BEIJING • Chinese President Xi Jinping will burnish China's fragile alliance with North Korea by making his first trip to Pyongyang as president this week - and yesterday he sealed their friendship in ink, offering a "grand plan" for regional stability.
Mr Xi, who will be the first Chinese president to visit Pyongyang in 14 years, penned a rare front-page opinion piece in North Korea's official newspaper, touting their "irreplaceable" bond on the eve of his two-day trip.
Mr Xi is visiting the country today and tomorrow at the invitation of North Korean leader Kim Jong Un as both men face their own protracted negotiations with United States President Donald Trump.
In the opinion piece in the Rodong Sinmun - the official mouthpiece of the North's ruling Workers' Party - Mr Xi said Beijing was willing to draw up a "grand plan" with Pyongyang to achieve permanent stability in East Asia.
He also vowed that Beijing would play an active role in "strengthening communication and coordination with North Korea and other relevant parties" to push forward negotiations on the Korean peninsula.
At subway stations in Pyongyang, commuters crowded around newsstands to read Mr Xi's article.
It appeared on page one of the Rodong Sinmun, in the bottom right-hand corner. The whole of the top half of the front page was devoted to an editorial calling on citizens to uphold the works of Mr Kim's father and predecessor Kim Jong Il in building up the Workers' Party.
The trip by the leader of the North's key diplomatic ally and main provider of trade and aid has long been awaited, and comes after Mr Kim travelled to China four times for meetings with Mr Xi.
Mr Xi, who will be given the honour of a state visit, will pay homage at the capital's Friendship Tower.
In recent days soldiers and workers have been sprucing up the tower, a monument to the Chinese troops who saved the North from defeat during the Korean War.
Workers repainted white lines on the pavements of central Pyongyang yesterday, trimmed grass verges and added fresh coats of pesticide to trees, as broom-wielding students swept away dirt.
As the sun set over Kim Il Sung Square, Chinese flags were raised in key locations and along roads throughout the city, alternating with North Korean emblems fluttering in the evening breeze.

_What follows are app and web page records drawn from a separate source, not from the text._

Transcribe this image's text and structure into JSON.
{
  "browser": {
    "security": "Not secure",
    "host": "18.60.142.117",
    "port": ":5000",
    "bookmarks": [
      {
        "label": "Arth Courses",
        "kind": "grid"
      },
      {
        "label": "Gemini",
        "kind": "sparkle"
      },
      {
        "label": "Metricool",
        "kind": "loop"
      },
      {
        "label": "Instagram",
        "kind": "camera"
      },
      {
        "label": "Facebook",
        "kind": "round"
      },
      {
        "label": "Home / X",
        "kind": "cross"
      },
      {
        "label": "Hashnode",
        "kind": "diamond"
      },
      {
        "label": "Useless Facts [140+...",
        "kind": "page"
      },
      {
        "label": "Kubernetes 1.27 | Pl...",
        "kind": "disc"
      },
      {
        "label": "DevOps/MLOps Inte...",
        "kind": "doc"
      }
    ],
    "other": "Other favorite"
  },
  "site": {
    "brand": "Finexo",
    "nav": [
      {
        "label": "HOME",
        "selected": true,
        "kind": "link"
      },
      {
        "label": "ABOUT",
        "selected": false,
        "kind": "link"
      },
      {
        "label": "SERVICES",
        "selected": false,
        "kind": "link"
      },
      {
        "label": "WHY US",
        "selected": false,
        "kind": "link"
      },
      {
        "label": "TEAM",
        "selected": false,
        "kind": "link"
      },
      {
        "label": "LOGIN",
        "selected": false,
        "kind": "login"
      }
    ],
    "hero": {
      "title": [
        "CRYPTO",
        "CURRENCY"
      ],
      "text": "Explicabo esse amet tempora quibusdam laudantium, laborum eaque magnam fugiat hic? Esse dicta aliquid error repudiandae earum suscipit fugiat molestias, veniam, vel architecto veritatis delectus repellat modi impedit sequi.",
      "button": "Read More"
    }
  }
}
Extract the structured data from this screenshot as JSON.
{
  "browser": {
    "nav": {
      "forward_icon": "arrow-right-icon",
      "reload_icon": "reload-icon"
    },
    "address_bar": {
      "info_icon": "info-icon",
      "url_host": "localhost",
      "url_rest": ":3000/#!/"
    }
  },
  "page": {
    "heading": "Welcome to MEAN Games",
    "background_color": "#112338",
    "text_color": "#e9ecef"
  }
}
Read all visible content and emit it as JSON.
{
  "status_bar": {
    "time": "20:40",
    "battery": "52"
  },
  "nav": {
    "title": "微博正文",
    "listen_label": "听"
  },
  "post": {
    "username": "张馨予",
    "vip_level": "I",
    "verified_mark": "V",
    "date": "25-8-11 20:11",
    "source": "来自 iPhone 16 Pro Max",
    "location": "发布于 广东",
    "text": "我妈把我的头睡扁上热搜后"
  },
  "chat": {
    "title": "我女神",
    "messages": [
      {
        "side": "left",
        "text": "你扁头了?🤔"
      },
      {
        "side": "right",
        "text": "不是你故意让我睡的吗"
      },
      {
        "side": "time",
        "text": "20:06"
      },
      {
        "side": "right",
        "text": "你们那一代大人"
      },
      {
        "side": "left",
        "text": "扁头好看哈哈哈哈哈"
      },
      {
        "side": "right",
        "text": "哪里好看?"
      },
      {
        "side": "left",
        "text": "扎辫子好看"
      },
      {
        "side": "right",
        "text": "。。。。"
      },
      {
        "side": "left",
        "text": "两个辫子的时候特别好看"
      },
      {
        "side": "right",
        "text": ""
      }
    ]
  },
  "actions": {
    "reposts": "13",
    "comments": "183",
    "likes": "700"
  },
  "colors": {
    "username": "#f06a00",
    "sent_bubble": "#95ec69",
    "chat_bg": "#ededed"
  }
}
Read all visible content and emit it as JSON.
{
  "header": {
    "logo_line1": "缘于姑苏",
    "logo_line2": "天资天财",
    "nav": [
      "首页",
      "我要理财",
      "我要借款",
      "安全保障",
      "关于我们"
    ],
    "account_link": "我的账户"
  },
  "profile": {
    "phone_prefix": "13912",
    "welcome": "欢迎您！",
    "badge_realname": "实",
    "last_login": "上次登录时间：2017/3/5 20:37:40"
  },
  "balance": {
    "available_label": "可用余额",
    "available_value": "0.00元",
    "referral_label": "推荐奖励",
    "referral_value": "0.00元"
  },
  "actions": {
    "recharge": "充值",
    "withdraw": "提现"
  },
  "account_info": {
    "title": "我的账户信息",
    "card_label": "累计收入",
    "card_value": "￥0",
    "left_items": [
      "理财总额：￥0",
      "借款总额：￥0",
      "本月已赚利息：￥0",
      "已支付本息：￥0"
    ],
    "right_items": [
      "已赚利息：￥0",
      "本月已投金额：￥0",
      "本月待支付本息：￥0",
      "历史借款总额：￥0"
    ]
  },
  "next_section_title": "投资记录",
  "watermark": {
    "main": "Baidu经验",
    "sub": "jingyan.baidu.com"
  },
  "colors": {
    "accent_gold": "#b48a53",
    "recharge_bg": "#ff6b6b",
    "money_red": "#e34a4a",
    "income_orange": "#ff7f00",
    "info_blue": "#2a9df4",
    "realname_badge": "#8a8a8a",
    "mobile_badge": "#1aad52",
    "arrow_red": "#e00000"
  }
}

In his op-ed, Mr Xi stressed that this year marks the 70th anniversary of Beijing-Pyongyang relations. "Over the past 70 years we have been unyieldingly advancing forward in the same boat, breaking through rain and wind," Mr Xi wrote. "One can say this friendship is irreplaceable, even with an enormous fortune".